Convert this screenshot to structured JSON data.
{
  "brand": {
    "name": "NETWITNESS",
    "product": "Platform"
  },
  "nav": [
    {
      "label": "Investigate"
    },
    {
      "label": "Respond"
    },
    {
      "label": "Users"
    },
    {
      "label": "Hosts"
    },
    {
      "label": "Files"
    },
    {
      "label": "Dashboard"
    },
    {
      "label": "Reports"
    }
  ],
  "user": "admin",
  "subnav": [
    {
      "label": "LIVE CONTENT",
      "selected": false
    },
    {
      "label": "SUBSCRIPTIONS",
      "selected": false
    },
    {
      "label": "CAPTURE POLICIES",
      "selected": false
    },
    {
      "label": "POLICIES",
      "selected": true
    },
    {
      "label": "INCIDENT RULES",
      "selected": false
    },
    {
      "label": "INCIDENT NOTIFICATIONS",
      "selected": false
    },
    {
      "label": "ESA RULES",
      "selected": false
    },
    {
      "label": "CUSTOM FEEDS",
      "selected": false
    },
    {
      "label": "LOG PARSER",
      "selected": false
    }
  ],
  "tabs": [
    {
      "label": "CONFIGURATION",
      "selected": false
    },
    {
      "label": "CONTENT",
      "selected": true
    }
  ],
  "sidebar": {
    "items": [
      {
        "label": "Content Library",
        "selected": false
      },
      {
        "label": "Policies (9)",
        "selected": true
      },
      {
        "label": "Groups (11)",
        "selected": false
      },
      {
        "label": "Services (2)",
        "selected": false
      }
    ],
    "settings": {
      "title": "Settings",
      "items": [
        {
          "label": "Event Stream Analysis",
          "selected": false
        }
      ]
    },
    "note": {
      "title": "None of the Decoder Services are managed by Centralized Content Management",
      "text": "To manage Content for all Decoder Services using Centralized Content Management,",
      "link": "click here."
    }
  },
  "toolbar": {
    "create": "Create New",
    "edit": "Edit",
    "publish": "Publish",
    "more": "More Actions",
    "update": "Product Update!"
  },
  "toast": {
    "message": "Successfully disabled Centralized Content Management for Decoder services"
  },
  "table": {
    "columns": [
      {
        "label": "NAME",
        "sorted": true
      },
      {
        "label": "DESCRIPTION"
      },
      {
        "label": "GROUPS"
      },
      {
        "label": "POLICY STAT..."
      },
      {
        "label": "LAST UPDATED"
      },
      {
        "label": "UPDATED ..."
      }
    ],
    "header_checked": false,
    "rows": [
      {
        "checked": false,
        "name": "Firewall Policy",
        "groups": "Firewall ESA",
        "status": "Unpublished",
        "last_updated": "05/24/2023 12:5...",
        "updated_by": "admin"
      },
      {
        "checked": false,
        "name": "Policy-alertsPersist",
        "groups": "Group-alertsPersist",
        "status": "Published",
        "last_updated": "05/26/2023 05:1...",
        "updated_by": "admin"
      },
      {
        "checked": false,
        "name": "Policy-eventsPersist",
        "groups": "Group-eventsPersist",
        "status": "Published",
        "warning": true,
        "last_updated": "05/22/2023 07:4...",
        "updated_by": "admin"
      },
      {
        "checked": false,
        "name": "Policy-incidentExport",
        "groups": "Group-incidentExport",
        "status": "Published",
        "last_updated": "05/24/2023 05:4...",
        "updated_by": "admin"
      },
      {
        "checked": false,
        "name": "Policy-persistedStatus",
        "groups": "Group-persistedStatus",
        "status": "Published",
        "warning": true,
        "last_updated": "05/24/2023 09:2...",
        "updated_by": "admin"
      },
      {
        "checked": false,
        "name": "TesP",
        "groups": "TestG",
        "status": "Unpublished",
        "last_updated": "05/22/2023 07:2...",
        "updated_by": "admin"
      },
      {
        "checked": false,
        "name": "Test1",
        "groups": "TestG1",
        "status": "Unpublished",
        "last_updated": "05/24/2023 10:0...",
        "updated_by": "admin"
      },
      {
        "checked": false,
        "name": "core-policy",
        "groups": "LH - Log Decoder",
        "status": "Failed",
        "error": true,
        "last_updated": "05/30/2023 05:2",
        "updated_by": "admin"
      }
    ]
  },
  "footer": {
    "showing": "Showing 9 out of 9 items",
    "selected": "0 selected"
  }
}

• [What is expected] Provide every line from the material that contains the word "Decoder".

• [Completed exercise]
      "title": "None of the Decoder Services are managed by Centralized Content Management",
      "text": "To manage Content for all Decoder Services using Centralized Content Management,",
    "message": "Successfully disabled Centralized Content Management for Decoder services"
        "groups": "LH - Log Decoder",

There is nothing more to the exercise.